Here it is: An R Package for Understanding Arbitrary Complex Models As complex models become widely used, it’s more important than ever to have ways of understanding them. Even when a model is built primarily for prediction (rather than primarily as an aid to understanding), we still need to know what it’s telling us. For […]

On deck this week

And now here’s something we hope you’ll really like (as Chris Hedges might say). A whole week of posts on statistics! Mon: My answer: Write a little program to simulate it Tues: Average predictive comparisons in R: David Chudzicki writes a package! Wed: Judicious Bayesian Analysis to Get Frequentist Confidence Intervals Thurs: Combining forecasts: Evidence […]

Comparing the full model to the partial model

Pat Lawlor writes: We are writing with a question about model comparison and fitting. We work in a group at Northwestern that does neural data analysis and modeling, and often would like to compare full models (e.g. neurons care about movement and vision) with various partial models (e.g. they only care about movement). We often […]

He’s not so great in math but wants to do statistics and machine learning

I received the following email from someone who wishes to remain anonymous: I am a longtime reader of your blog and it, along with other factors that I will explain briefly, has motivated to pursue a second masters degree in statistics and machine learning. The problem is, my math isn’t great. I understand statistics and […]
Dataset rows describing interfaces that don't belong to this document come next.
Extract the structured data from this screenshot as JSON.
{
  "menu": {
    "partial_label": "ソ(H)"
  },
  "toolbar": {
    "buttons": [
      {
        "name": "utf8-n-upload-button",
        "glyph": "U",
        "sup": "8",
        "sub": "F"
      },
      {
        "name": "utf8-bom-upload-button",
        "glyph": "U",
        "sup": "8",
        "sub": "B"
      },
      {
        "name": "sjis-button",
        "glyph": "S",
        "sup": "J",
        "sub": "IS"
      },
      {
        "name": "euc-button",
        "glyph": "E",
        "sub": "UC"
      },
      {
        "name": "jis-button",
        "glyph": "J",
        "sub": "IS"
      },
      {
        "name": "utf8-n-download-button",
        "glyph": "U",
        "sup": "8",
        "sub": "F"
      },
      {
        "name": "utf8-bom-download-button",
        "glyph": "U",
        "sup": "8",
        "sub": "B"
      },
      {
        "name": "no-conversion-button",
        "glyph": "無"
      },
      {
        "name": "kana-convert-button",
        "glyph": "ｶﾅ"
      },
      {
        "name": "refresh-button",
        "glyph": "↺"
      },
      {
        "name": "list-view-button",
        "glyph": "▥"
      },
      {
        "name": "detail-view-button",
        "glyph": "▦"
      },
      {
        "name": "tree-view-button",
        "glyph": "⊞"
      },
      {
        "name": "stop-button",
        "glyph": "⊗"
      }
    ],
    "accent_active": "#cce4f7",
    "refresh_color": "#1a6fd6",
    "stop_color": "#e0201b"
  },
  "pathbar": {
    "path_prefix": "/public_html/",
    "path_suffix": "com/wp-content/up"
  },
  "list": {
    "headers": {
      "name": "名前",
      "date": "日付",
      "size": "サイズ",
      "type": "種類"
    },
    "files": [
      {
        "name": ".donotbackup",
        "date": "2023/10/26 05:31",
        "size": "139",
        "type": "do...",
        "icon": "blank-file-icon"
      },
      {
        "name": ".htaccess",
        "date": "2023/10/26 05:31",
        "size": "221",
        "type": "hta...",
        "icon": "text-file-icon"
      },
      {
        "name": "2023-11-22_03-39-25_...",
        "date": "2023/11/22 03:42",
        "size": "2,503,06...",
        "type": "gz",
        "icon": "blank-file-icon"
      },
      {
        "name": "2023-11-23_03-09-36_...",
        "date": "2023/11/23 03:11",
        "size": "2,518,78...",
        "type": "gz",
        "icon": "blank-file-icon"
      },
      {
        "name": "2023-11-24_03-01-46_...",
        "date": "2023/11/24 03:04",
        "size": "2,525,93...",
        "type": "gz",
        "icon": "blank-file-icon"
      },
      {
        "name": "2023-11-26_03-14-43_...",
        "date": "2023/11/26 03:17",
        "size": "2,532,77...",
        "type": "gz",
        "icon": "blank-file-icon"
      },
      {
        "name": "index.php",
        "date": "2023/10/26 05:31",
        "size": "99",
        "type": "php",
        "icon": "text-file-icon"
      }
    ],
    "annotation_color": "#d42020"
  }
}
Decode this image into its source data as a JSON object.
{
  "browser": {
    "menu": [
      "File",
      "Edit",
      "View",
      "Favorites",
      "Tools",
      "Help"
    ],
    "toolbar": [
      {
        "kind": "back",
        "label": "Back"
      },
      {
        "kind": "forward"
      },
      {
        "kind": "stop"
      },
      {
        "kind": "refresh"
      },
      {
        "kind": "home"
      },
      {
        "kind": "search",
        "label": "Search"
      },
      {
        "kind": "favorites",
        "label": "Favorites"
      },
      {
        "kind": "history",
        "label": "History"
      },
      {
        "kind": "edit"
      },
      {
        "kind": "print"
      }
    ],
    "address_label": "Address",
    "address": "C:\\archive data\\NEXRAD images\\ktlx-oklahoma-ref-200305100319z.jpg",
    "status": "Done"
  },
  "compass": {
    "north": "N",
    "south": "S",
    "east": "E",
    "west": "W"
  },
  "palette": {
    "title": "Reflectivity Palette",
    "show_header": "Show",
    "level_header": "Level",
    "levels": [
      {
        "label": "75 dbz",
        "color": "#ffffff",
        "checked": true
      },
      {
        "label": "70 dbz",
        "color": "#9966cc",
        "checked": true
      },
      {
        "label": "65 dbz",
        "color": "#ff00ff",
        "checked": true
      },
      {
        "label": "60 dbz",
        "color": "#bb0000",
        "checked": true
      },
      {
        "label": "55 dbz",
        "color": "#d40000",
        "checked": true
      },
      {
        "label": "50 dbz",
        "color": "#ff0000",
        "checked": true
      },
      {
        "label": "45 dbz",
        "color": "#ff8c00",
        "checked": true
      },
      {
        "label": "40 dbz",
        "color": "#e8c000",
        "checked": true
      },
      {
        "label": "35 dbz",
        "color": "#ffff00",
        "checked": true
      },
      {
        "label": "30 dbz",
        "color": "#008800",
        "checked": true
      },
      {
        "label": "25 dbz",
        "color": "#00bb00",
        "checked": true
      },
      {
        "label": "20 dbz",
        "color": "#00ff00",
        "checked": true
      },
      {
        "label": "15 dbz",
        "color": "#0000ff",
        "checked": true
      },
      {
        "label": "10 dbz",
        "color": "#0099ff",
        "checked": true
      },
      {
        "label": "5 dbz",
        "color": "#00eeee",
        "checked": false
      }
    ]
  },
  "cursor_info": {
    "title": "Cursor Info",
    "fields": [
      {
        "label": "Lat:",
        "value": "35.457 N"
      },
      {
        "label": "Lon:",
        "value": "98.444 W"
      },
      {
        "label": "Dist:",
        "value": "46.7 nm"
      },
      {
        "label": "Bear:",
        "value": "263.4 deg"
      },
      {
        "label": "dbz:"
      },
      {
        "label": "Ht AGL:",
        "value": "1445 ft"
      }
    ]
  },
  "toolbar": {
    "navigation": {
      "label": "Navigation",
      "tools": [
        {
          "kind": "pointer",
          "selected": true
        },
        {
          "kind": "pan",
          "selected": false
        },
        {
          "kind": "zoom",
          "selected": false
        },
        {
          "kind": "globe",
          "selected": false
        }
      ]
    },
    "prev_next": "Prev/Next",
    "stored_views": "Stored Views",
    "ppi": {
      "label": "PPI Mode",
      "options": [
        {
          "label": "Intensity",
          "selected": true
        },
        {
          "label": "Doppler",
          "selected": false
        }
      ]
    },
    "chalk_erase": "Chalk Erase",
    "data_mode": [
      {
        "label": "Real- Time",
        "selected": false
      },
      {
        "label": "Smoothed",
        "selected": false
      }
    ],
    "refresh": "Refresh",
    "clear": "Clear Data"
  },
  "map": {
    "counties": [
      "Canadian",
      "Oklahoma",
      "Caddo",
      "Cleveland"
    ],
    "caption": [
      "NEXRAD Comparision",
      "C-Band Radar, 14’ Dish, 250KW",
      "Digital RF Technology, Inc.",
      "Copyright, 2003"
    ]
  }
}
On deck this week

Mon: I hate polynomials Tues: Spring forward, fall back, drop dead? Wed: Bayes in the research conversation Thurs: The health policy innovation center: how best to move from pilot studies to large-scale practice? Fri: Stroopy names Sat: He’s not so great in math but wants to do statistics and machine learning Sun: Comparing the full […]

All the Assumptions That Are My Life

Statisticians take tours in other people’s data. All methods of statistical inference rest on statistical models. Experiments typically have problems with compliance, measurement error, generalizability to the real world, and representativeness of the sample. Surveys typically have problems of undercoverage, nonresponse, and measurement error. Real surveys are done to learn about the general population. But […]